◆ RECORDS FOR THIS TASK

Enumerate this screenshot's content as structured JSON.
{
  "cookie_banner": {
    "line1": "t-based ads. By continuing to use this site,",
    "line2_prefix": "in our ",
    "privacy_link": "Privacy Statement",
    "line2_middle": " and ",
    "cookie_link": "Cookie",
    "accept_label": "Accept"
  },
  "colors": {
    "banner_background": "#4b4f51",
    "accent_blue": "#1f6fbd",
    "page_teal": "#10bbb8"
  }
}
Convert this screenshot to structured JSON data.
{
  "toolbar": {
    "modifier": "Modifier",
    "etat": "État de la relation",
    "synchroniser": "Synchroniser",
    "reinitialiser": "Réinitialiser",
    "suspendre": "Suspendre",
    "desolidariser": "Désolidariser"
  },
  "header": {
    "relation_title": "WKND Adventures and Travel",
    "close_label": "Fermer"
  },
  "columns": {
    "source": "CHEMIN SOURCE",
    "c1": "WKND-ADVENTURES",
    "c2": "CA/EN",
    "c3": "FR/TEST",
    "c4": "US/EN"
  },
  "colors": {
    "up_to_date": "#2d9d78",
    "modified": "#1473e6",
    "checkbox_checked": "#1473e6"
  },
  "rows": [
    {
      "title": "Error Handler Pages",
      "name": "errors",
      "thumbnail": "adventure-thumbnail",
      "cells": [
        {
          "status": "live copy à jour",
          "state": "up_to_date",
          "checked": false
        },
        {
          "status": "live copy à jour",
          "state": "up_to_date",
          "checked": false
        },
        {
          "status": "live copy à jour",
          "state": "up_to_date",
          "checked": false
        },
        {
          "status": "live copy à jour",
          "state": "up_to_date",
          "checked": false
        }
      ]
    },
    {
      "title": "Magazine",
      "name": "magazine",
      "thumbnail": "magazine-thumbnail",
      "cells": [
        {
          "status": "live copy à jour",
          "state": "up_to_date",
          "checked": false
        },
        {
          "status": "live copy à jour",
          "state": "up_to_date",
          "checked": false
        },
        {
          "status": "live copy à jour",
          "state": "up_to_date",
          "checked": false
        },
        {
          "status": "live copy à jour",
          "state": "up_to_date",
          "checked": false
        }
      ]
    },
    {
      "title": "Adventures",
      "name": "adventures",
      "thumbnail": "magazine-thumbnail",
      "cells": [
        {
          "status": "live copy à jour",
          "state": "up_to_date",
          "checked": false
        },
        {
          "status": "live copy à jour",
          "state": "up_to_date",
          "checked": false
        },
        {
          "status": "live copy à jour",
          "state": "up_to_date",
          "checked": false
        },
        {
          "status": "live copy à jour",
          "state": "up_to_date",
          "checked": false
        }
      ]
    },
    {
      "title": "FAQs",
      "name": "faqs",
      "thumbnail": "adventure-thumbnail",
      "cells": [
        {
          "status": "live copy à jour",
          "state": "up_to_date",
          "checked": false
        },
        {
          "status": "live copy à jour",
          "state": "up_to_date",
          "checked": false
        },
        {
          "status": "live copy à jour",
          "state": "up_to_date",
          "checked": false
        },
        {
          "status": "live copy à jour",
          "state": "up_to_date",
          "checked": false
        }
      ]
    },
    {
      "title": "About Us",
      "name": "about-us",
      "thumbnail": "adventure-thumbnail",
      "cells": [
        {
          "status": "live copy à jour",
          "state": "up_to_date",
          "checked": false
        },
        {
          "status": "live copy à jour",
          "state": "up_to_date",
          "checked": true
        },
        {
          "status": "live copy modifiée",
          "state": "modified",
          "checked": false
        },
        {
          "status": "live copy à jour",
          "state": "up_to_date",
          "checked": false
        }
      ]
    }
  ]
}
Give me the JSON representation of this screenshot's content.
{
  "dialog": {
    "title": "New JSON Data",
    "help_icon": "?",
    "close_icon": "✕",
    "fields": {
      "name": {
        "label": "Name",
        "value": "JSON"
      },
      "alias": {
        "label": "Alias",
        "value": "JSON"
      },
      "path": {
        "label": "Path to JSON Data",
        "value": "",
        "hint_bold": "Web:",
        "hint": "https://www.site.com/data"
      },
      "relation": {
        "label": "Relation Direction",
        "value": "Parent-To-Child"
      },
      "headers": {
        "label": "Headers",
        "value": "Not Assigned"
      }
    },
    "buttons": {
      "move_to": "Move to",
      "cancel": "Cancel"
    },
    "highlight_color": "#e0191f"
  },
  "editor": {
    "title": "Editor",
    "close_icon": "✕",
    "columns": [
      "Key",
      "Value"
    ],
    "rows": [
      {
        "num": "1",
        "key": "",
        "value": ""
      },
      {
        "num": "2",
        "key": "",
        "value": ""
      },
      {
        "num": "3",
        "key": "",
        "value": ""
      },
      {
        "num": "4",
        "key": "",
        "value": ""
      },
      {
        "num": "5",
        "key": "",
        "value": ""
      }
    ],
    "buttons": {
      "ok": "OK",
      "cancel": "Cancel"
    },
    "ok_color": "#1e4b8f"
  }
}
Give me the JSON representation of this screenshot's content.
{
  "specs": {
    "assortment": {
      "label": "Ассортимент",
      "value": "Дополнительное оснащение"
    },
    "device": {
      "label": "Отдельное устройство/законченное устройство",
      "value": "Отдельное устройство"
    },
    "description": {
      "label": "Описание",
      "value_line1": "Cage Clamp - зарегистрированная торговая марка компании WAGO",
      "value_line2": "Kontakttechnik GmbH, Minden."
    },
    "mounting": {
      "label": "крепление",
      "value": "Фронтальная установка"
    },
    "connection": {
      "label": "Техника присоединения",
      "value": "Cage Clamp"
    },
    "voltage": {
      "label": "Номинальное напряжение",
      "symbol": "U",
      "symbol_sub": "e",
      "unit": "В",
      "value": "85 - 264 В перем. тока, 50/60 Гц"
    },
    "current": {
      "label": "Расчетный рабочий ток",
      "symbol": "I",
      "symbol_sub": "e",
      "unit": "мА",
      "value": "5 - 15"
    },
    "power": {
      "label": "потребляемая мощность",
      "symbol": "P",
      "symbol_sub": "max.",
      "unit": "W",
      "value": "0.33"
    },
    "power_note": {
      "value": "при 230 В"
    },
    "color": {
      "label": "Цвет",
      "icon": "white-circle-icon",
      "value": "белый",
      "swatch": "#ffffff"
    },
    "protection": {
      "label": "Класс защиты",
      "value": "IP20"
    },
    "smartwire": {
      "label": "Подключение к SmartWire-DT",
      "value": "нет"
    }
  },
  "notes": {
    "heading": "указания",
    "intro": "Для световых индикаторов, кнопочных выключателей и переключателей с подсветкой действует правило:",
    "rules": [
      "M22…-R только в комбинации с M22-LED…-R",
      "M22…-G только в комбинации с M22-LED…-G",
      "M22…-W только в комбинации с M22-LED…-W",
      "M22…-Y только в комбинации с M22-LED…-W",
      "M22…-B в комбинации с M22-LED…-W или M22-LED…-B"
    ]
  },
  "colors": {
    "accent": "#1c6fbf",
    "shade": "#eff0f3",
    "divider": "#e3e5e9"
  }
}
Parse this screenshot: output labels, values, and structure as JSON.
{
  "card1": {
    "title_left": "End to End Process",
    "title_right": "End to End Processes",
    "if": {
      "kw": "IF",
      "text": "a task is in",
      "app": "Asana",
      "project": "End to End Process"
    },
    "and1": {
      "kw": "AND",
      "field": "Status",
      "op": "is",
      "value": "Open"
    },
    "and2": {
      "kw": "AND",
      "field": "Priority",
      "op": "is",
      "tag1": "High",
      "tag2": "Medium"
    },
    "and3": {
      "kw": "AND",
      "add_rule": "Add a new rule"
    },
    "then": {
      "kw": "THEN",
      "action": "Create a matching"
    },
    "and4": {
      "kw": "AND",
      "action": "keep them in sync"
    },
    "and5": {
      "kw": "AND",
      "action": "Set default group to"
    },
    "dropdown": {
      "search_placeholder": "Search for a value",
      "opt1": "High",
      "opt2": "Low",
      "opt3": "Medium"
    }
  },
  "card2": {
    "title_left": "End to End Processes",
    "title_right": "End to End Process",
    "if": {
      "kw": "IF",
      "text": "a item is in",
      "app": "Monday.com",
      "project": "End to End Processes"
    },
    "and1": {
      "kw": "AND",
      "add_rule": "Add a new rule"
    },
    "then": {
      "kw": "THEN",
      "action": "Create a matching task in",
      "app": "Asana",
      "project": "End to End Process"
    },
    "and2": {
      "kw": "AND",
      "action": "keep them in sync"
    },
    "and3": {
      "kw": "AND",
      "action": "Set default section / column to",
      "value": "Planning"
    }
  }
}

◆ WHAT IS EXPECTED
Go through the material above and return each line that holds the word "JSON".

◆ WRITTEN RESPONSE
Enumerate this screenshot's content as structured JSON.
Convert this screenshot to structured JSON data.
Give me the JSON representation of this screenshot's content.
    "title": "New JSON Data",
        "value": "JSON"
        "value": "JSON"
        "label": "Path to JSON Data",
Give me the JSON representation of this screenshot's content.
Parse this screenshot: output labels, values, and structure as JSON.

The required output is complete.